Public Enemy sniped at him late in the decade on the Fear of a Black Planet LP, but what were they on about? Sure, he had an ego as big as a Macy’s day float, but let’s not pretend that every single other professional athlete, in every single other sport, scurried around as quiet and deferential as a church mouse. Sports has always been populated with blowhards, it’s just that some have the goods to back it up. Reginald Martinez Jackson had those goods. Not to mention that at least 80% of what he said actually made sense. He’s a bright, articulate guy.
But that is not why he’s a first ballot Hall of Famer. He was a big man, barrel-chested and broad-shouldered, naturally gifted without a doubt, but also a fitness freak in an era when most baseball players treated their bodies like the pull tab on that last can of National Bohemian they had just guzzled. (Don’t forget he spent 1976 in Baltimore!) Reggie’s near 70 now and he will still slap you down if you want to get lippy.

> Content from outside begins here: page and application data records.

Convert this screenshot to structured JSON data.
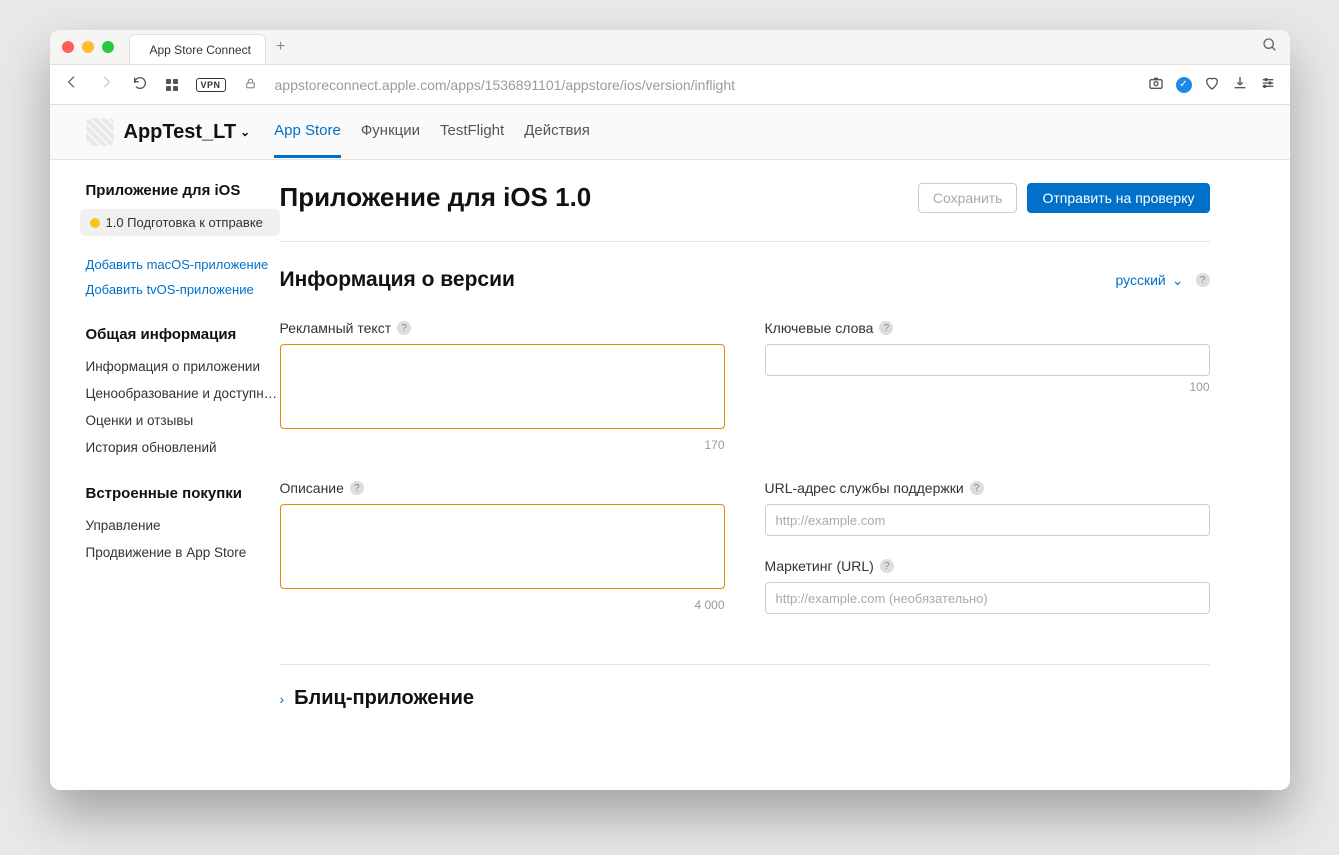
{
  "browser": {
    "tab_title": "App Store Connect",
    "url": "appstoreconnect.apple.com/apps/1536891101/appstore/ios/version/inflight",
    "vpn_label": "VPN"
  },
  "header": {
    "app_name": "AppTest_LT",
    "tabs": [
      "App Store",
      "Функции",
      "TestFlight",
      "Действия"
    ]
  },
  "sidebar": {
    "section1_title": "Приложение для iOS",
    "version_status": "1.0 Подготовка к отправке",
    "add_macos": "Добавить macOS-приложение",
    "add_tvos": "Добавить tvOS-приложение",
    "section2_title": "Общая информация",
    "general_items": [
      "Информация о приложении",
      "Ценообразование и доступно…",
      "Оценки и отзывы",
      "История обновлений"
    ],
    "section3_title": "Встроенные покупки",
    "iap_items": [
      "Управление",
      "Продвижение в App Store"
    ]
  },
  "main": {
    "page_title": "Приложение для iOS 1.0",
    "save_label": "Сохранить",
    "submit_label": "Отправить на проверку",
    "section_title": "Информация о версии",
    "language": "русский",
    "fields": {
      "promo_label": "Рекламный текст",
      "promo_counter": "170",
      "keywords_label": "Ключевые слова",
      "keywords_counter": "100",
      "desc_label": "Описание",
      "desc_counter": "4 000",
      "support_url_label": "URL-адрес службы поддержки",
      "support_url_placeholder": "http://example.com",
      "marketing_url_label": "Маркетинг (URL)",
      "marketing_url_placeholder": "http://example.com (необязательно)"
    },
    "collapse_title": "Блиц-приложение"
  }
}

But that’s not why he’s in the Hall of Fame, either. Reggie was larger than life, when he stepped to the plate, pulling at the V of his V-necked uniform and flourishing his 40 ounce bat like it was a Panda Express chopstick, all eyes were upon him. He was a SLUGGER. No one goes to a baseball game or watches the interminable things on TV to see a slap single hitter prance from base to base like a polyester-clad Tinkerbell. They go to see the long ball, to see that stitched leather sphere get the living shit blasted out of it. If you don’t agree, check out what happened to Major League Baseball in the 90s when the league sold its soul to just that very thing by letting grotesque, steroid-injecting monsters run rampant all over what was once “Our Nation’s Pastime.”
Most people remember him in green and gold or blue pinstripes on a white ground, and why not, he was absolutely iconic in both places, but I prefer to remember him from 1982-1986 when he wore the white (later light gray), navy and red of the California Angels. He was a solid performer for them, even as his career was winding down. By the way, I still refuse to acknowledge the name my favorite team goes by today, the Orange County Angels of Los Angeles as presented by the Jack in the Box on the corner of East Gene Autry Way and South State College Boulevard or whatever the hell it is. They’ll always be the California Angels to me.
Reggie was clean, he was clutch, his dingers were divine. I love the man.